▸ Records
+ + + +

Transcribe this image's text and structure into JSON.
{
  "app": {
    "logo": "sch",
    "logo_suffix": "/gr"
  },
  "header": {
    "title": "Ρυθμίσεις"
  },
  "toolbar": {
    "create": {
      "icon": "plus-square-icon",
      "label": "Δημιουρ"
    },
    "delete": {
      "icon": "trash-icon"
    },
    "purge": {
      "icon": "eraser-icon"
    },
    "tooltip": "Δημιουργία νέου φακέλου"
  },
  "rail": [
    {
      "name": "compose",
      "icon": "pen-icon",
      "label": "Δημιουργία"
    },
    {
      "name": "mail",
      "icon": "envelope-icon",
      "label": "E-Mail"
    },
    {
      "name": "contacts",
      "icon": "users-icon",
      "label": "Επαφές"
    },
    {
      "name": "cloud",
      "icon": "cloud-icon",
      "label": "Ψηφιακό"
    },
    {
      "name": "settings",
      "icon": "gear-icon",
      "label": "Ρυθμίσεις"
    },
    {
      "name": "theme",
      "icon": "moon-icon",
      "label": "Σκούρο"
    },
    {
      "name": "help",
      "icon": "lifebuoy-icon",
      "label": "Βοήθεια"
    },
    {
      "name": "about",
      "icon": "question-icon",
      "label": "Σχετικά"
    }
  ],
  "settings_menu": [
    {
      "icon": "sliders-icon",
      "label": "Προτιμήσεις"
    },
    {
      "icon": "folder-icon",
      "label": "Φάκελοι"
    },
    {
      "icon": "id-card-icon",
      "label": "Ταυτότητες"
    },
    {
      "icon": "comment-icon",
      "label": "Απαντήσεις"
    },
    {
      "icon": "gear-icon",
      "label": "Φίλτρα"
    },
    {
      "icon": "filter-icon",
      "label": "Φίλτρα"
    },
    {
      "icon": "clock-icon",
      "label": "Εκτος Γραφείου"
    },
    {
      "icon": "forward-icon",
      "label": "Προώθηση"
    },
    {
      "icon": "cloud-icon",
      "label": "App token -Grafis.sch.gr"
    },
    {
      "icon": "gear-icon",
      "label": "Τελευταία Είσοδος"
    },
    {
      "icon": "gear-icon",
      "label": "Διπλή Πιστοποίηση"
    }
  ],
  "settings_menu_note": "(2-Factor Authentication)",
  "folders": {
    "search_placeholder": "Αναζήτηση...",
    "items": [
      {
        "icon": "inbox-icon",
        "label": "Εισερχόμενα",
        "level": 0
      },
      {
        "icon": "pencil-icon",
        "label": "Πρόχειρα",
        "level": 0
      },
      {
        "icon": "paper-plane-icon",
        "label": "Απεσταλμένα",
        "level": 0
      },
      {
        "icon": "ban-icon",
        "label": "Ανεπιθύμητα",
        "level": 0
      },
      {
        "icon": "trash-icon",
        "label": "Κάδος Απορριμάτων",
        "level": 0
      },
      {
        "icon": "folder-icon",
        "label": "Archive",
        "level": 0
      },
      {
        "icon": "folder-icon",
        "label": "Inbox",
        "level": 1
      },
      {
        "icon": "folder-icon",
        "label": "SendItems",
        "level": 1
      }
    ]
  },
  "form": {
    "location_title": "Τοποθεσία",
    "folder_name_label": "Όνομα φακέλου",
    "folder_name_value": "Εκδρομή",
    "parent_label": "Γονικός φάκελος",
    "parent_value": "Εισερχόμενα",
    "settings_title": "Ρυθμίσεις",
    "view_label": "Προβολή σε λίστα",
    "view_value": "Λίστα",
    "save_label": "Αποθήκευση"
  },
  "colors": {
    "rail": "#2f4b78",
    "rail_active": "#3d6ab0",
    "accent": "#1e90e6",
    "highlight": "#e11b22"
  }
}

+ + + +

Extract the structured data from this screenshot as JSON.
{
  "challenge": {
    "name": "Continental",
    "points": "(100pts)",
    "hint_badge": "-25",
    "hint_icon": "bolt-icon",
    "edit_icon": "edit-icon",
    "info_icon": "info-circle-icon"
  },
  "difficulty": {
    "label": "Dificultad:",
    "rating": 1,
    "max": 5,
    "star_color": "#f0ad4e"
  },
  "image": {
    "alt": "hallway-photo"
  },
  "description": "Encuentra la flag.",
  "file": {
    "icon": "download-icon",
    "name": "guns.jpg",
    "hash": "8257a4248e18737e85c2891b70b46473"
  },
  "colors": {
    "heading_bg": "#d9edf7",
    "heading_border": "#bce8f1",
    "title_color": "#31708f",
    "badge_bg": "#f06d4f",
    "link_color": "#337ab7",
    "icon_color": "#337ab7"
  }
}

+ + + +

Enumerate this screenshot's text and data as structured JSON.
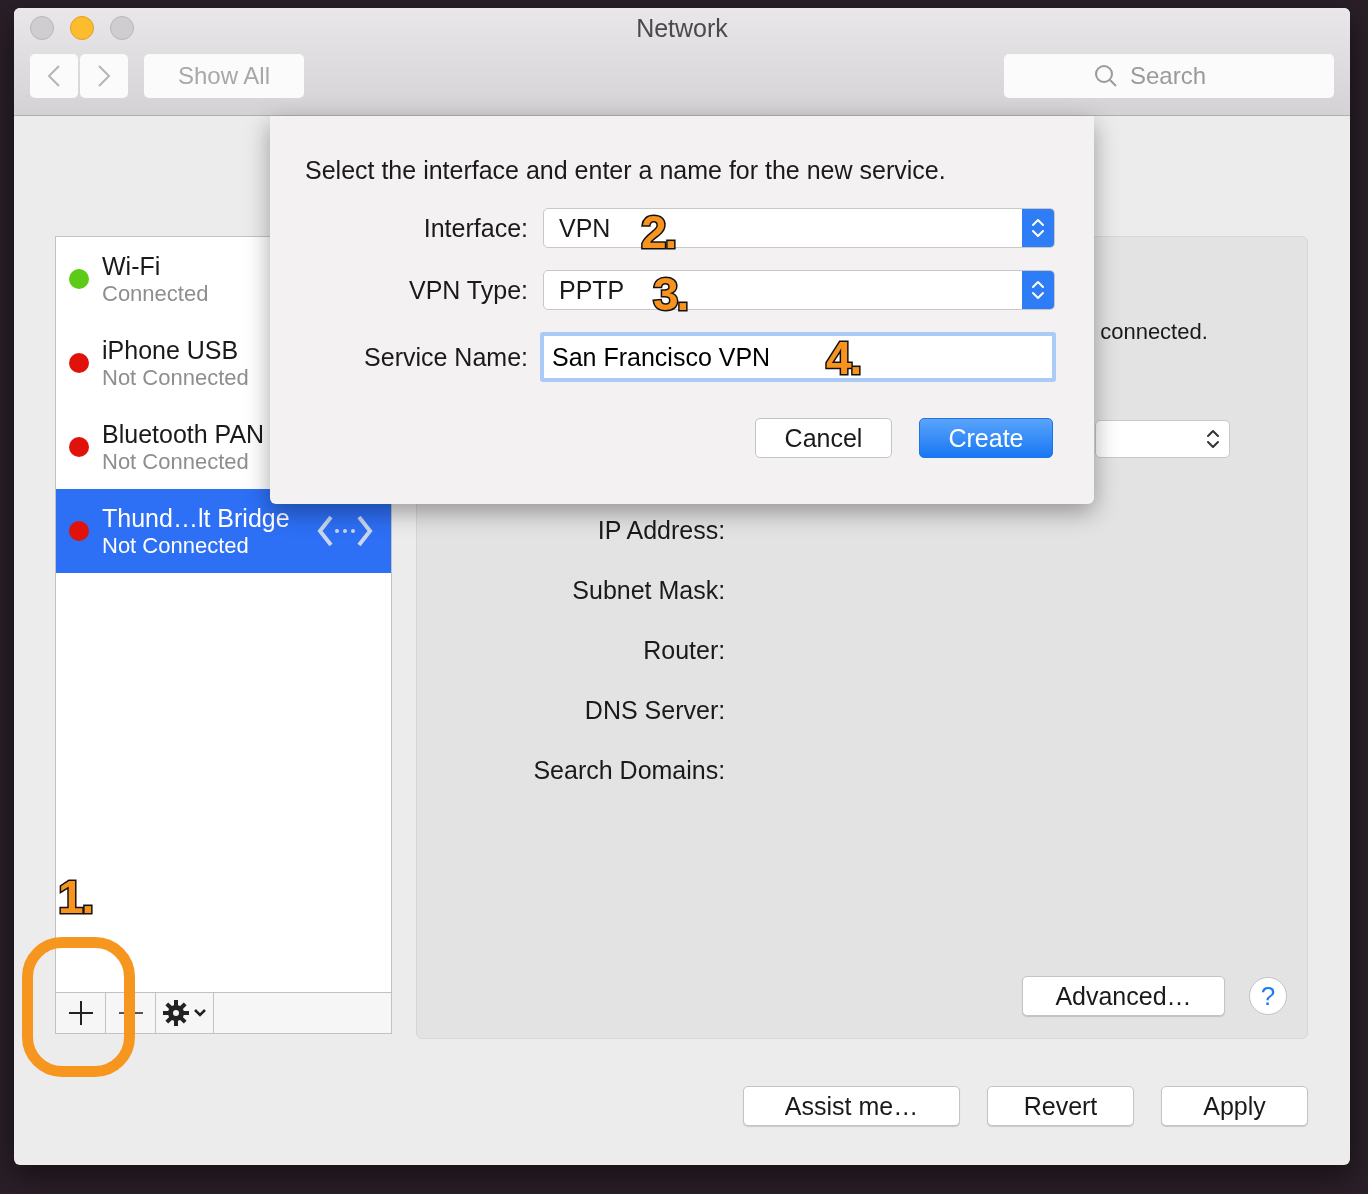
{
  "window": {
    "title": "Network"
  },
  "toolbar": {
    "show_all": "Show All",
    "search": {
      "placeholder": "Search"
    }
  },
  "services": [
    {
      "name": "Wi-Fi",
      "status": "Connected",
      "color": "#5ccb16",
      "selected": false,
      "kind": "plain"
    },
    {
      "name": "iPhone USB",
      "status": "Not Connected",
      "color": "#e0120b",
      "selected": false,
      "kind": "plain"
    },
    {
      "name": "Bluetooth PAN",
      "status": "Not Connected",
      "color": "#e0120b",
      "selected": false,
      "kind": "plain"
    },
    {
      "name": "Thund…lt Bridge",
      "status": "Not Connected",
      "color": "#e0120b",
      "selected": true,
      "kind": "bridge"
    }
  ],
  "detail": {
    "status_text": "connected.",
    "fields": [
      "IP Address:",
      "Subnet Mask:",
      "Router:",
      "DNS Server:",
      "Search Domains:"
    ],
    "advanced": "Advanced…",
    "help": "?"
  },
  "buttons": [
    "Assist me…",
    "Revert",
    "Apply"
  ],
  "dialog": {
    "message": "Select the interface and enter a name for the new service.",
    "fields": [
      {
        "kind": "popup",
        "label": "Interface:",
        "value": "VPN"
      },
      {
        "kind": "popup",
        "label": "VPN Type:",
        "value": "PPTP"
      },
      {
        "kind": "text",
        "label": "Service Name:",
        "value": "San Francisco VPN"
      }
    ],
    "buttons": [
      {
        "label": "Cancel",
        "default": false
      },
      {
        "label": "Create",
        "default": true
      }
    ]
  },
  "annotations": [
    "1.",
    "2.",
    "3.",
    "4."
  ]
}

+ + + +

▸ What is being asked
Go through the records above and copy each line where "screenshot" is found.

▸ Reply to the task
Extract the structured data from this screenshot as JSON.
Enumerate this screenshot's text and data as structured JSON.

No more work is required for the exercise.